Mechtrix Corp., which makes cutting and stripping blades for large wire-processing suppliers, has specifically created several precise stripping form geometries for processing very small wires, says Bil DeGrace, vice president. Another blade supplier, Eubanks Engineering Co., says about 10 percent of its custom blades are for small wire (26 AWG - 32 AWG). “This percentage has held steady for many years,” says Dave Eubanks, president.
Stripping very small wire can be challenging, depending on the type and thickness of the insulation.
“Teflon insulation stretches like taffy, while cross-linked PVC and harder types tend to strip cleaner,” says Peter Doyon, vice president of Schleuniger. “When you strip insulation with a thickness of six thousandths of an inch or less, there’s very little margin for error. Precision becomes more important.”
Stretched insulation shrinks back on itself, affecting strip length. To counter this shrinkage, Schleuniger has developed new cutting blades for its machines and software that programs correction factors during the stripping process.
Schleuniger also has developed a machine specifically to cut and strip very small wire. Eraser Co. Inc. has machines that cut and strip magnet wire as small as 48 AWG.
Termination and TestingTerminating very small wire presents two major challenges. One is to not damage the very small terminals, which tend to be much more flimsy and easily damaged than those for standard wire.
Another challenge is making sure all of the wire, stranded or solid, is crimped into the terminal consistently and accurately, whether from a benchtop or automated system.
Failure to fully crimp the wire results in “strands out,” a term that refers to strands that are neither cut off nor in the crimp area. Boyd says that 10 percent strands out can be difficult to detect using traditional crimp force monitors.
Although very thin wire is now widely available, terminals small enough to be crimped onto it are less so, because they are difficult to manufacture. To counter this problem, Schleuniger developed a machine that folds the wire to double its cross-section. This lets assemblers use a more conventional size terminal with very small wire.
However, sometimes this wire is too small to be terminated and must be soldered or ultrasonically welded to a connector.
Testing crimp force when terminating very small wire is another challenge. Artos has developed new polymer technology that increases the sensitivity of the load-cell to more accurately record crimp force.

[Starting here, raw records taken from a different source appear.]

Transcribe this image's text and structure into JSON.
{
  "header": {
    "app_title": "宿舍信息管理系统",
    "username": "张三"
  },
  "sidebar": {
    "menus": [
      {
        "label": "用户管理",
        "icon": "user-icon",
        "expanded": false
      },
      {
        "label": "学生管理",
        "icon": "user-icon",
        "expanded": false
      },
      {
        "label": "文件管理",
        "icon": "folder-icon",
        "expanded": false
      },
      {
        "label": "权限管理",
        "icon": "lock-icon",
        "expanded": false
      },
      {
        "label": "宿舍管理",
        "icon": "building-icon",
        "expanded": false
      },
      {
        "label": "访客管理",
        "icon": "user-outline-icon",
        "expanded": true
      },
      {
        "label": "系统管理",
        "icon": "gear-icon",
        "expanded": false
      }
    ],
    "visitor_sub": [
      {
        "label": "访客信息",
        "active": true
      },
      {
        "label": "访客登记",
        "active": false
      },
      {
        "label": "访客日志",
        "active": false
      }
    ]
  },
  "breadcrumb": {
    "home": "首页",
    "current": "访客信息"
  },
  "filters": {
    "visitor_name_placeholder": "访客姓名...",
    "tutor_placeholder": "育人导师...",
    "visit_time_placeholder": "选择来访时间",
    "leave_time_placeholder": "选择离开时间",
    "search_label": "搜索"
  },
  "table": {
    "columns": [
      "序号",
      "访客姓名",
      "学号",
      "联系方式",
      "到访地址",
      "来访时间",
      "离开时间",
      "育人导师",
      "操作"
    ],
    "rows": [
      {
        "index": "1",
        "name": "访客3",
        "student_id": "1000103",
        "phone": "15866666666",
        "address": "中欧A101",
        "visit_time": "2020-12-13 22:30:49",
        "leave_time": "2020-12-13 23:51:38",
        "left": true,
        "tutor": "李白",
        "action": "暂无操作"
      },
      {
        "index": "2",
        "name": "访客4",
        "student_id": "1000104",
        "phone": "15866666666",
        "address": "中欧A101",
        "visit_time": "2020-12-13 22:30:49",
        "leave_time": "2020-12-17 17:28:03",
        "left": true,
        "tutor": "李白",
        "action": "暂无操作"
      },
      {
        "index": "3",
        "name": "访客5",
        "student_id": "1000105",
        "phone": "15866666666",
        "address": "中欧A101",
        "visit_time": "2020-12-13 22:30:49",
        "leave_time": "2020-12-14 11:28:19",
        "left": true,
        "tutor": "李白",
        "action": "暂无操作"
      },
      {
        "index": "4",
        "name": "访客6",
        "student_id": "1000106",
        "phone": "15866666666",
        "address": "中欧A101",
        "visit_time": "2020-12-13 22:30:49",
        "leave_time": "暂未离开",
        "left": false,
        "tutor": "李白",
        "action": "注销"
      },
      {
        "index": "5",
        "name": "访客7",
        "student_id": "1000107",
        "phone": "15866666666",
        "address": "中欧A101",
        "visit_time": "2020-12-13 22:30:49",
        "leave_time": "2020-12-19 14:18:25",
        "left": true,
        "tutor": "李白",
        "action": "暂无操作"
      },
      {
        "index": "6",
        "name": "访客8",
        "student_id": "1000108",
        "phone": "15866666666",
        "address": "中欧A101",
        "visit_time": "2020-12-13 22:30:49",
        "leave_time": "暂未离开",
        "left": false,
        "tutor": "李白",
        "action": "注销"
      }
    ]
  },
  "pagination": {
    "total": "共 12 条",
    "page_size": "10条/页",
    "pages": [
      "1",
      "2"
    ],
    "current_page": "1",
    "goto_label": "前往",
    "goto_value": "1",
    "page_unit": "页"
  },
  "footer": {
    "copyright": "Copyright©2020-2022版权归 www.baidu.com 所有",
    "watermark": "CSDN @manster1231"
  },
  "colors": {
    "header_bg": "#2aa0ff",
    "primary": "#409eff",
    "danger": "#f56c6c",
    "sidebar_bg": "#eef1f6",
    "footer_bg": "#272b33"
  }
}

Another type of monitoring system measures crimp force in electrical units rather than newtons or pounds.
“Most crimp force monitoring technology is reaching its limits with very small wire,” says Boyd.
Installation and IndustryInstalling this wire offers other challenges. One is making sure loose strands don’t touch a nearby terminal and cause a wire to short. Marlin Shelly, president of Cirris, says this can occur when an installation requires several terminals to be very close to each other. In such cases, some manufacturers prevent shorting by “overmolding,” that is, placing a very thin layer of plastic at the back end of the crimped terminal. “This insulates the wire and makes it more stable,” says Shelly.
If assemblers think processing 26 AWG wire is challenging, the future holds little solace. Wire will continue to get thinner. For the past year, Delphi has been researching the development of 28 and 30 AWG wire for the automotive industry.
Dave Kelly, standards and industry liaison for Daniels Manufacturing Corp., knows of one manufacturer that is coating very small wire with a metal much lighter and stronger than copper but just as conductive for use in the aircraft industry.
And the medical profession is increasingly using very small wire because it lets surgeons make incisions as tiny as 3 millimeters in diameter. Into this tiny orifice, a surgeon might insert a light, camera and cauterizing tool, all of which are connected to wire as small as 40 AWG-which is thinner than a human hair. Moreover, surgeons are hoping to one day use wire as small as 50 AWG in their operations.